Whether the sport in question is Olympic or non-Olympic, played at an individual or team level, or whether the athletes are amateur or professional, all sports and athletes speak one language consisting of noble principles and values, such as integrity, justice, cooperation, discipline, determination and a spirit of challenge.
The effects of sports are not limited to enhancing physical fitness. Sports can boost immunity, improve mental health and increase self-confidence. Some consider it the “elixir of happiness” and the best treatment for depression and anxiety. Sports are also one of the best forms of entertainment and education and an important contributor to economic growth through sports tourism. Countries that compete to host international tournaments often bring the host country a lot of returns over the short and long term. The positive impact of sports also extends to fans, as spectator sports create an enthusiastic and enjoyable atmosphere.
It’s likewise amazing how sports erase cultural boundaries and spread the values of peace and reconciliation among people. The most significant example is the participation of more than 200 countries in the Olympic Games, the biggest sports competition in the world, where athletes meet and compete regardless of the political relationship between their countries, or between the athlete’s country and the host country.
Because sports can be the right tool for change in this world, in August 2013, the UN General Assembly made the decision to proclaim April 6 as the International Day of Sport for Development and Peace. It also established the UN Office on Sport for Development and Peace, which trains and empowers youth leaders to use sports as a tool for progress by teaching students the important values of sports, such as team spirit, fair play, respect for rules and others, cooperation, discipline, and tolerance. These skills are essential for participating in group activities and for professional life and can promote cohesion within local and broader communities.

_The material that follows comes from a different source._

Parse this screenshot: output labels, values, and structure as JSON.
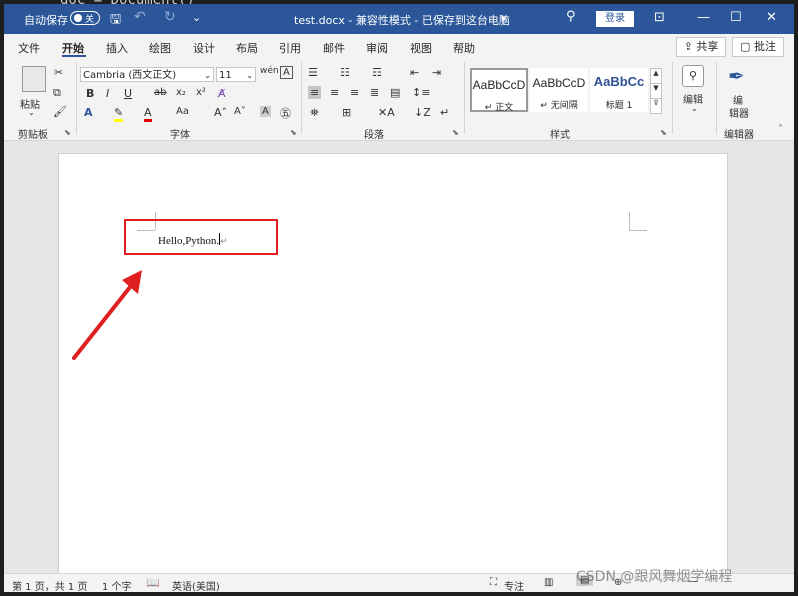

Sports can be a tool for change and a bridge of tolerance in the world if we invest in them as a message of peace, prosperity, and development.

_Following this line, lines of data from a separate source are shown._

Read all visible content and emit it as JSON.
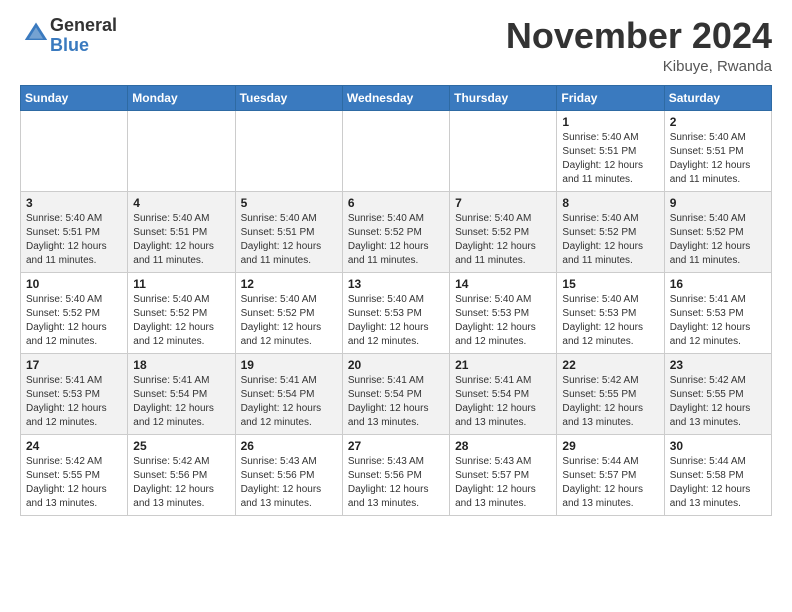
{
  "header": {
    "logo_line1": "General",
    "logo_line2": "Blue",
    "month": "November 2024",
    "location": "Kibuye, Rwanda"
  },
  "days_of_week": [
    "Sunday",
    "Monday",
    "Tuesday",
    "Wednesday",
    "Thursday",
    "Friday",
    "Saturday"
  ],
  "weeks": [
    [
      {
        "day": "",
        "info": ""
      },
      {
        "day": "",
        "info": ""
      },
      {
        "day": "",
        "info": ""
      },
      {
        "day": "",
        "info": ""
      },
      {
        "day": "",
        "info": ""
      },
      {
        "day": "1",
        "info": "Sunrise: 5:40 AM\nSunset: 5:51 PM\nDaylight: 12 hours\nand 11 minutes."
      },
      {
        "day": "2",
        "info": "Sunrise: 5:40 AM\nSunset: 5:51 PM\nDaylight: 12 hours\nand 11 minutes."
      }
    ],
    [
      {
        "day": "3",
        "info": "Sunrise: 5:40 AM\nSunset: 5:51 PM\nDaylight: 12 hours\nand 11 minutes."
      },
      {
        "day": "4",
        "info": "Sunrise: 5:40 AM\nSunset: 5:51 PM\nDaylight: 12 hours\nand 11 minutes."
      },
      {
        "day": "5",
        "info": "Sunrise: 5:40 AM\nSunset: 5:51 PM\nDaylight: 12 hours\nand 11 minutes."
      },
      {
        "day": "6",
        "info": "Sunrise: 5:40 AM\nSunset: 5:52 PM\nDaylight: 12 hours\nand 11 minutes."
      },
      {
        "day": "7",
        "info": "Sunrise: 5:40 AM\nSunset: 5:52 PM\nDaylight: 12 hours\nand 11 minutes."
      },
      {
        "day": "8",
        "info": "Sunrise: 5:40 AM\nSunset: 5:52 PM\nDaylight: 12 hours\nand 11 minutes."
      },
      {
        "day": "9",
        "info": "Sunrise: 5:40 AM\nSunset: 5:52 PM\nDaylight: 12 hours\nand 11 minutes."
      }
    ],
    [
      {
        "day": "10",
        "info": "Sunrise: 5:40 AM\nSunset: 5:52 PM\nDaylight: 12 hours\nand 12 minutes."
      },
      {
        "day": "11",
        "info": "Sunrise: 5:40 AM\nSunset: 5:52 PM\nDaylight: 12 hours\nand 12 minutes."
      },
      {
        "day": "12",
        "info": "Sunrise: 5:40 AM\nSunset: 5:52 PM\nDaylight: 12 hours\nand 12 minutes."
      },
      {
        "day": "13",
        "info": "Sunrise: 5:40 AM\nSunset: 5:53 PM\nDaylight: 12 hours\nand 12 minutes."
      },
      {
        "day": "14",
        "info": "Sunrise: 5:40 AM\nSunset: 5:53 PM\nDaylight: 12 hours\nand 12 minutes."
      },
      {
        "day": "15",
        "info": "Sunrise: 5:40 AM\nSunset: 5:53 PM\nDaylight: 12 hours\nand 12 minutes."
      },
      {
        "day": "16",
        "info": "Sunrise: 5:41 AM\nSunset: 5:53 PM\nDaylight: 12 hours\nand 12 minutes."
      }
    ],
    [
      {
        "day": "17",
        "info": "Sunrise: 5:41 AM\nSunset: 5:53 PM\nDaylight: 12 hours\nand 12 minutes."
      },
      {
        "day": "18",
        "info": "Sunrise: 5:41 AM\nSunset: 5:54 PM\nDaylight: 12 hours\nand 12 minutes."
      },
      {
        "day": "19",
        "info": "Sunrise: 5:41 AM\nSunset: 5:54 PM\nDaylight: 12 hours\nand 12 minutes."
      },
      {
        "day": "20",
        "info": "Sunrise: 5:41 AM\nSunset: 5:54 PM\nDaylight: 12 hours\nand 13 minutes."
      },
      {
        "day": "21",
        "info": "Sunrise: 5:41 AM\nSunset: 5:54 PM\nDaylight: 12 hours\nand 13 minutes."
      },
      {
        "day": "22",
        "info": "Sunrise: 5:42 AM\nSunset: 5:55 PM\nDaylight: 12 hours\nand 13 minutes."
      },
      {
        "day": "23",
        "info": "Sunrise: 5:42 AM\nSunset: 5:55 PM\nDaylight: 12 hours\nand 13 minutes."
      }
    ],
    [
      {
        "day": "24",
        "info": "Sunrise: 5:42 AM\nSunset: 5:55 PM\nDaylight: 12 hours\nand 13 minutes."
      },
      {
        "day": "25",
        "info": "Sunrise: 5:42 AM\nSunset: 5:56 PM\nDaylight: 12 hours\nand 13 minutes."
      },
      {
        "day": "26",
        "info": "Sunrise: 5:43 AM\nSunset: 5:56 PM\nDaylight: 12 hours\nand 13 minutes."
      },
      {
        "day": "27",
        "info": "Sunrise: 5:43 AM\nSunset: 5:56 PM\nDaylight: 12 hours\nand 13 minutes."
      },
      {
        "day": "28",
        "info": "Sunrise: 5:43 AM\nSunset: 5:57 PM\nDaylight: 12 hours\nand 13 minutes."
      },
      {
        "day": "29",
        "info": "Sunrise: 5:44 AM\nSunset: 5:57 PM\nDaylight: 12 hours\nand 13 minutes."
      },
      {
        "day": "30",
        "info": "Sunrise: 5:44 AM\nSunset: 5:58 PM\nDaylight: 12 hours\nand 13 minutes."
      }
    ]
  ]
}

In a speech, Wilfried Lemke, special adviser to the UN secretary-general on sport for development and peace, said: “Despite these challenges, the vast positive power and passion of sport will continue to bring people together, promoting a more inclusive and peaceful world through its universal values and principles. Historically, sport has played an important role in all societies and acted as a strong communication platform that can be used to promote a culture of peace. It is, and will continue to be, one of the most cost-effective and versatile tools to promote United Nations values and achieve the Sustainable Development Goals.”
Sports can be a tool for change and a bridge of tolerance in the world if we invest in them as a message of peace, prosperity, and development. Sports have a positive impact on different age and cultural groups, whether by encouraging amateurs, training, and qualifying professionals, or allocating a part of social contributions to support sports. We may direct some of the efforts made in charitable activities and funds to contribute to the happiness of children in less fortunate communities by providing them with the necessary tools and establishing centers to enable them to build a promising future.
The Zayed Charitable Marathon in the UAE is an example of such an effort to use sports as a message of unity and tolerance. We look forward to similar initiatives being adopted in various countries across the world.
• Asma Al-Janahi is a UAE national with over 10 years of experience in management in government excellence and sports sectors. She writes about management and social life.